2. Write this in the middle of a blank page and brainstorm other words and language that are somehow phonetically related – here you might think about full rhymes, half rhyme, assonance, consonance, alliteration. Be as loose as you want here.
e.g. 1: FOX
Coax, box, locks, fob, hoax, pox, lox, fax, fix, folk, foot
e.g. 2: SEVEN CARD STUD
In this example, rather than doing the mapping myself, I typed the phrase ‘sevencardstud’ into an internet anagram server, which brought up hundreds of anagrams. I looked down the list of these and then noted twenty or so words I felt I might use in a poem. Here are some that came up:
crusaded, vents, dancers, duvets, traduces, vends, ventured, ducats, venders, cravens, dusted, caverns, cussed, cursed, dunces, starved, dunces, ravens
(The two examples above replicate exercises I used in writing poems in my first collection: one is called ‘Foxes’; the other ‘Seven Card Stud’)
3. Once you have ‘harnessed’ your words, you should write a first draft of a poem, trying to include as many of these words as possible, seeing where these words take you. Don’t worry if you can only work in a few of them – no-one is marking you!
4. When you redraft you might be able to include more of these words.
Keep redrafting. Good luck.Find out more

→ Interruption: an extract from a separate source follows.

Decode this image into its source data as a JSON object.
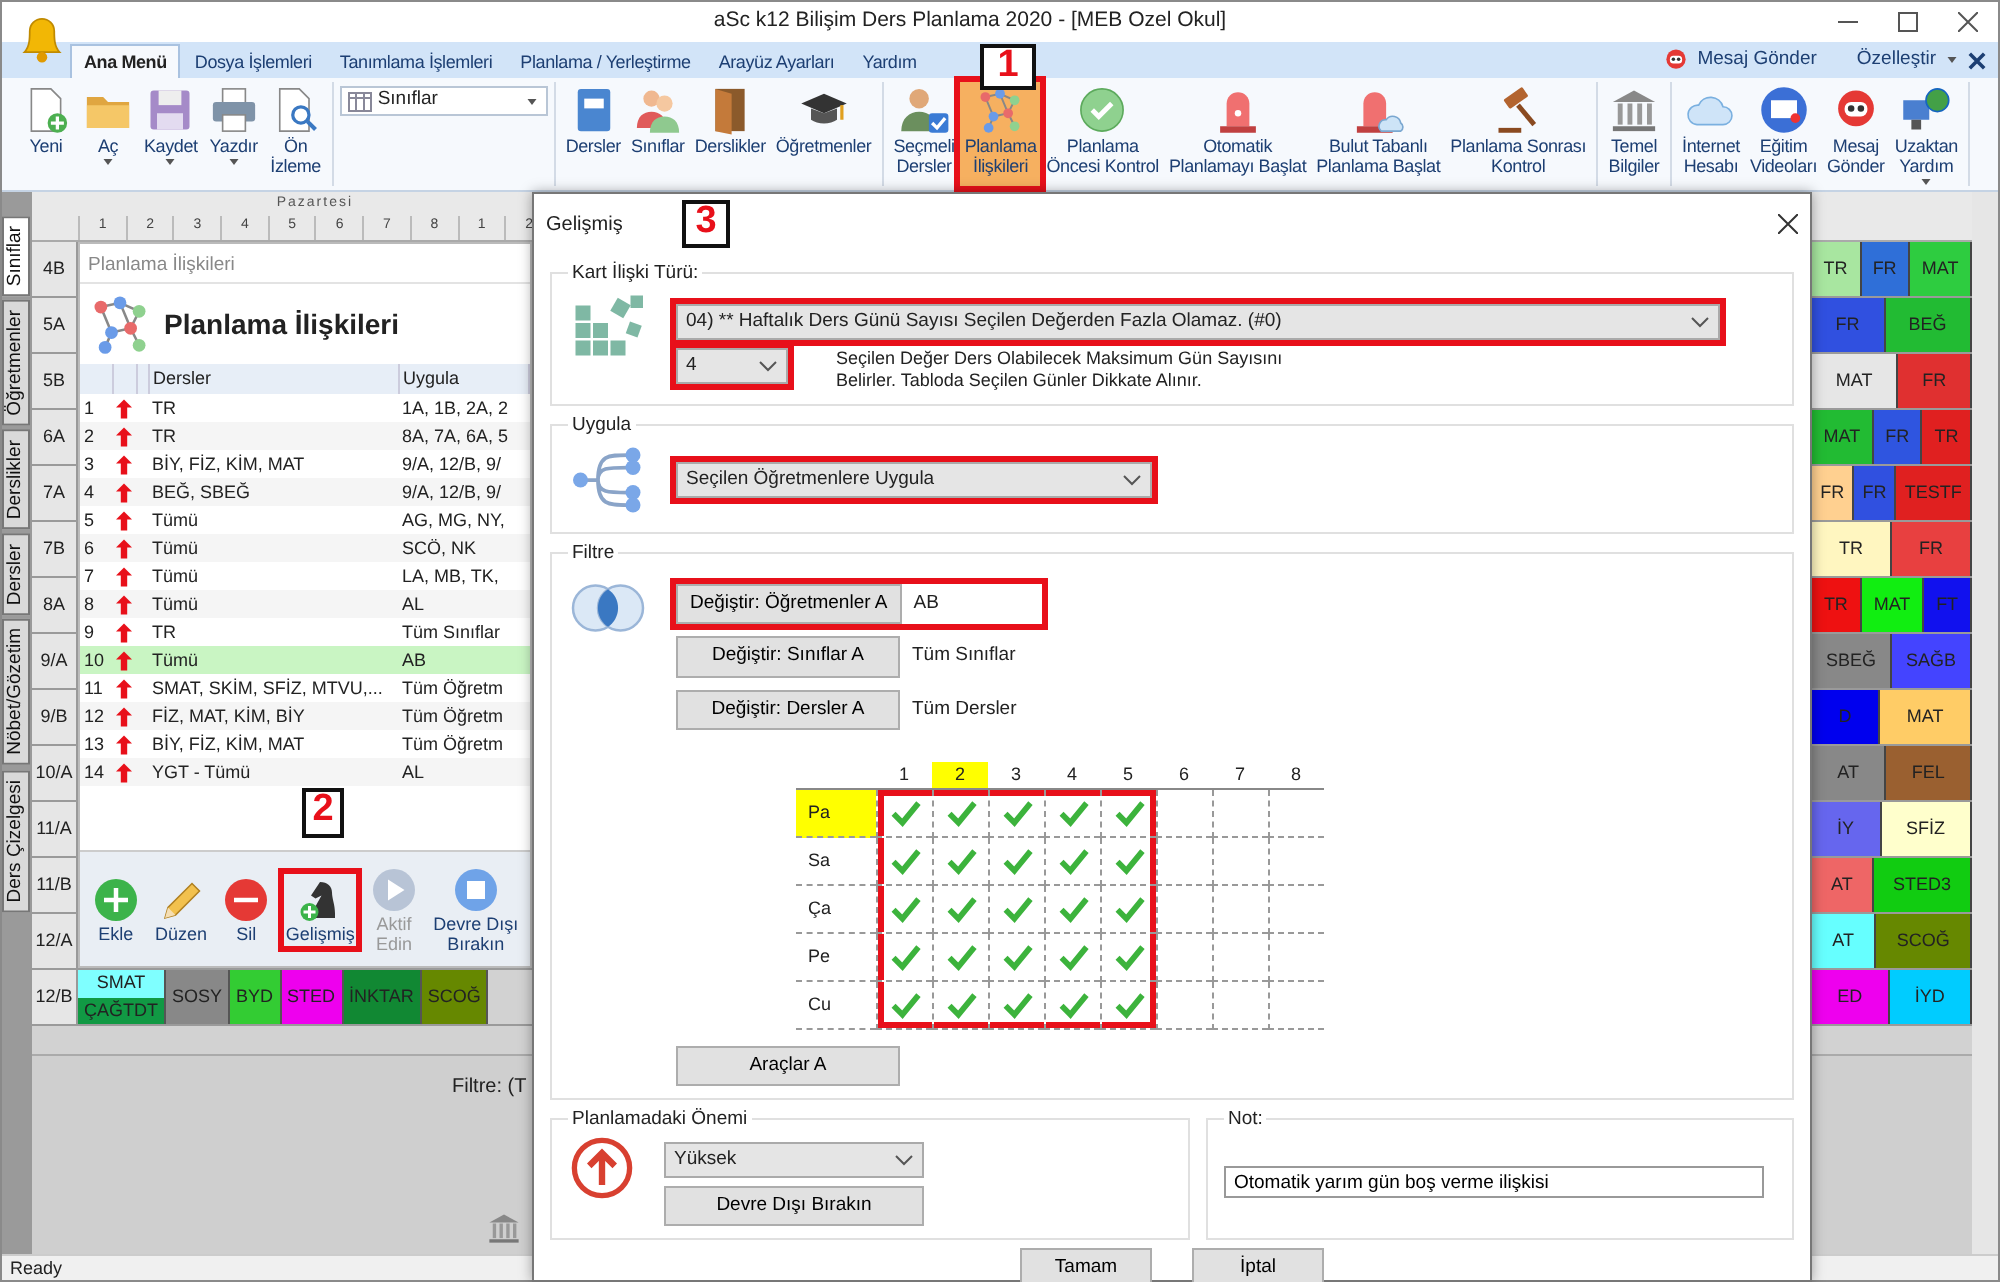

I’m interested in what happens when we alter or challenge the ‘conventional’ way of writing poetry – by…Find out more